Canadian executives are looking to M&A to capitalize on digital disruption
The 17th edition of EY’s Global Capital Confidence Barometer finds that Canadian respondents are still firmly aiming to pursue acquisitions in the next 12 months, and are buoyed by positive momentum in the local and global economies.
Confidence in the economy
Canadian respondents have a greatly improved outlook on the local and global economies, largely sustained by accelerated growth in developed economies.
On the domestic front, 60% of Canadian respondents see the economy improving, compared with only 38% 12 months ago. Outlook for the global economy is also more optimistic, with 78% of Canadian respondents seeing it improving, compared with only 19% 12 months ago. These improvements bode well for economic growth, especially as we continue to see a stronger than expected turnaround in the eurozone and continued economic strength in the US and China.
Confidence in investments and dealmaking on the rise
The broader economic outlook is also leading to increased confidence in investment and dealmaking intentions for Canadian respondents.
On the local level, 66% of Canadian respondents have improved confidence in corporate earnings, up significantly from only 17% a year ago, while 57% have greater confidence in stock market valuations, compared to 15% the same time last year.
These markers, coupled with almost 60% of Canadian respondents believing that there will be improved credit availability in the next 12 months, are supportive of a healthy M&A market.
Digital disruption: opportunity or threat?
Canadian respondents believe that the impact of digital technology and the threat of digitally enabled competitors will be the most prominent item on their boardroom agenda over the next six months. Innovation and digital transformation are accelerating the pace of change across industries, and companies need to actively review their portfolios and other market opportunities to be able to capitalize on new digital trends.
Canadian firms are leading the trend on rapid portfolio review, with 62% reviewing their portfolio quarterly compared with only 30% of US respondents and 42% of global respondents.
To try and get ahead of the digital wave, the majority of Canadian respondents are being proactive in the face of digital technology, transformation of business models and threats from digitally enabled competition. However, the majority are also reactive in the face of sector blurring and changing customer behaviors.

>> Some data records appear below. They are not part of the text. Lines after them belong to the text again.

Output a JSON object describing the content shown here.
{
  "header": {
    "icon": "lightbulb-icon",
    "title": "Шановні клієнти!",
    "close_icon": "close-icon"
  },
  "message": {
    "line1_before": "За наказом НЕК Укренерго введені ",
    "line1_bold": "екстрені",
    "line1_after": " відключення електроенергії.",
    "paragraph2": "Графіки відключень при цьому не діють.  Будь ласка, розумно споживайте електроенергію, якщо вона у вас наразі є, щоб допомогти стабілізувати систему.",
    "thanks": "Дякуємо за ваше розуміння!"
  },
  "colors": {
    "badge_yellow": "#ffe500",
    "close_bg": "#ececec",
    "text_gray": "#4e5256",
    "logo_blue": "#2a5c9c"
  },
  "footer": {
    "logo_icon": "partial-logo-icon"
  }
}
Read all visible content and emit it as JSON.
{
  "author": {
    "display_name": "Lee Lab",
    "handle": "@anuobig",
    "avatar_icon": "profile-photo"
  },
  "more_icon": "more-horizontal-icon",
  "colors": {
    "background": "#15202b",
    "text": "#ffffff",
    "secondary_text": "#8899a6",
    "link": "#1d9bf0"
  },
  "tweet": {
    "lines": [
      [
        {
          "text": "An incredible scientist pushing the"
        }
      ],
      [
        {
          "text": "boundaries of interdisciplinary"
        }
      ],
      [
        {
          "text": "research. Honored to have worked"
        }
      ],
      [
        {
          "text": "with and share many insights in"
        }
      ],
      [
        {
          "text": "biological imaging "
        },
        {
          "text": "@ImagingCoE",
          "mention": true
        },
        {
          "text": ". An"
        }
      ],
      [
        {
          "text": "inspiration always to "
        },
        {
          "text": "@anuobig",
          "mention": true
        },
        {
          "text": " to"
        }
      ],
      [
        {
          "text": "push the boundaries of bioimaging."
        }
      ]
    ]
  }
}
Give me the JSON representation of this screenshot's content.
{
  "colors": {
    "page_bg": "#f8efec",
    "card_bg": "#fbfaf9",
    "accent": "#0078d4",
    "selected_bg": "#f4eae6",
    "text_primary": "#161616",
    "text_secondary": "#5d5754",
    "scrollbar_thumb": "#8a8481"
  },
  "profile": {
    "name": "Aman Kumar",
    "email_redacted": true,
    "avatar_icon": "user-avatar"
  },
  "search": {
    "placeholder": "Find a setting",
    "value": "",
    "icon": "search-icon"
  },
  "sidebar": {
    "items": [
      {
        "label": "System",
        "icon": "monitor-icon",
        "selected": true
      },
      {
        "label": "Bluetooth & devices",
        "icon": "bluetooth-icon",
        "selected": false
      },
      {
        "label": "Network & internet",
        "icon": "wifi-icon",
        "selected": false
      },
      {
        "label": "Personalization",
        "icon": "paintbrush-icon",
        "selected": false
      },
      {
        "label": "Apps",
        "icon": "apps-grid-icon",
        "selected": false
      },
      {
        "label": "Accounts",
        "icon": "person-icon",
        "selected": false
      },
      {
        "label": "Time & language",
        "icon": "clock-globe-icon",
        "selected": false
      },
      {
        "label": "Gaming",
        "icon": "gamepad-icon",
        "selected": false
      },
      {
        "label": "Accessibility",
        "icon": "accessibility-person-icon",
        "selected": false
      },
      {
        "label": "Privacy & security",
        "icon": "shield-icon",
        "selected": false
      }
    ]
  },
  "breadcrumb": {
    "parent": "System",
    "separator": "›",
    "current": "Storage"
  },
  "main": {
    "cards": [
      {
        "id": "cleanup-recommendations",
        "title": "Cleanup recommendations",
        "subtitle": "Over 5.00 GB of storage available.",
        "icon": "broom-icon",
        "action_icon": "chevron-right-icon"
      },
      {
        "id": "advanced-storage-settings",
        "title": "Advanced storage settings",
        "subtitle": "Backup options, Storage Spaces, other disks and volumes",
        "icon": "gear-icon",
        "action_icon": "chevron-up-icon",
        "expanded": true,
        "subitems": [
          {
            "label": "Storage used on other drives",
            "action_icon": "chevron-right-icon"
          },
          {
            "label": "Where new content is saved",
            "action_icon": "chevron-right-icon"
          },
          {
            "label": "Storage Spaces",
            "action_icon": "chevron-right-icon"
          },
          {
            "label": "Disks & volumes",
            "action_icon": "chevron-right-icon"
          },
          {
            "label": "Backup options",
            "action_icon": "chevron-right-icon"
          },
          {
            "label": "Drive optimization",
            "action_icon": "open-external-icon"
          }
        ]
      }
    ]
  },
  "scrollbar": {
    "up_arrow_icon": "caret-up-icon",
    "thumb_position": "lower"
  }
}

Executives need to look both internally and externally to find the expertise required to fully capitalize on and transform their digital capabilities. Canadian companies are prioritizing acquisitions to help improve their digital capabilities, with 41% looking to acquisitions, compared to only 32% of US and 38% of their global peers.
By contrast, 38% of global respondents and 43% of US respondents are focused on building the capabilities in-house as their top priority to improve their digital capabilities, compared to 33% of Canadian respondents. Technology heightens the need to have the right staff on hand, with the right skill set and the right employee training programs. Canadian, US and global respondents are focusing on reskilling/training their existing people, rather than looking to hire the skills externally.
Robust deal pipeline
Canadian respondents predict that the Canadian deal market will continue its strong performance over the next 12 months, with 61% of Canadian respondents intending to pursue acquisitions in the next year compared to 48% a year ago.
Further strengthening the deal market is Canadian respondents’ positive outlook — 51% of Canadian
respondents see the local M&A market improving over the next 12 months, and 44% see the global
M&A market improving.
For the third straight period, Canadian respondents expect pipelines and deal completions to increase
over the next 12 months, providing further evidence of a robust M&A market. In addition, Canadian
respondents believe that anticipating the full range of integration challenges and opportunities in advance is the key new factor an executive must consider when structuring an acquisition, a sure sign of a healthy and prudent deal market.
Private equity making a comeback
Finally, one of the main predictions in the M&A market this year, according to global respondents, is the return of private equity as a major acquirer of assets.
The current M&A cycle, which started in 2013, has been dominated by corporate acquirers, but private equity rebounded significantly in 2017. Private equity firms have record levels of dry powder and have made changes to their investment models (e.g., long-hold funds) to enable them to be more competitive with corporate acquirers.
Canadian respondents tend to agree, as they believe that there will be more competition for assets in the next 12 months, with private equity being the largest source of this competition. A uniquely Canadian angle to this trend is that Canadian respondents believe that pension plans will make up a significant amount of this private equity rebound, accounting for 30% of the increased competition, compared with only 11% from global respondents.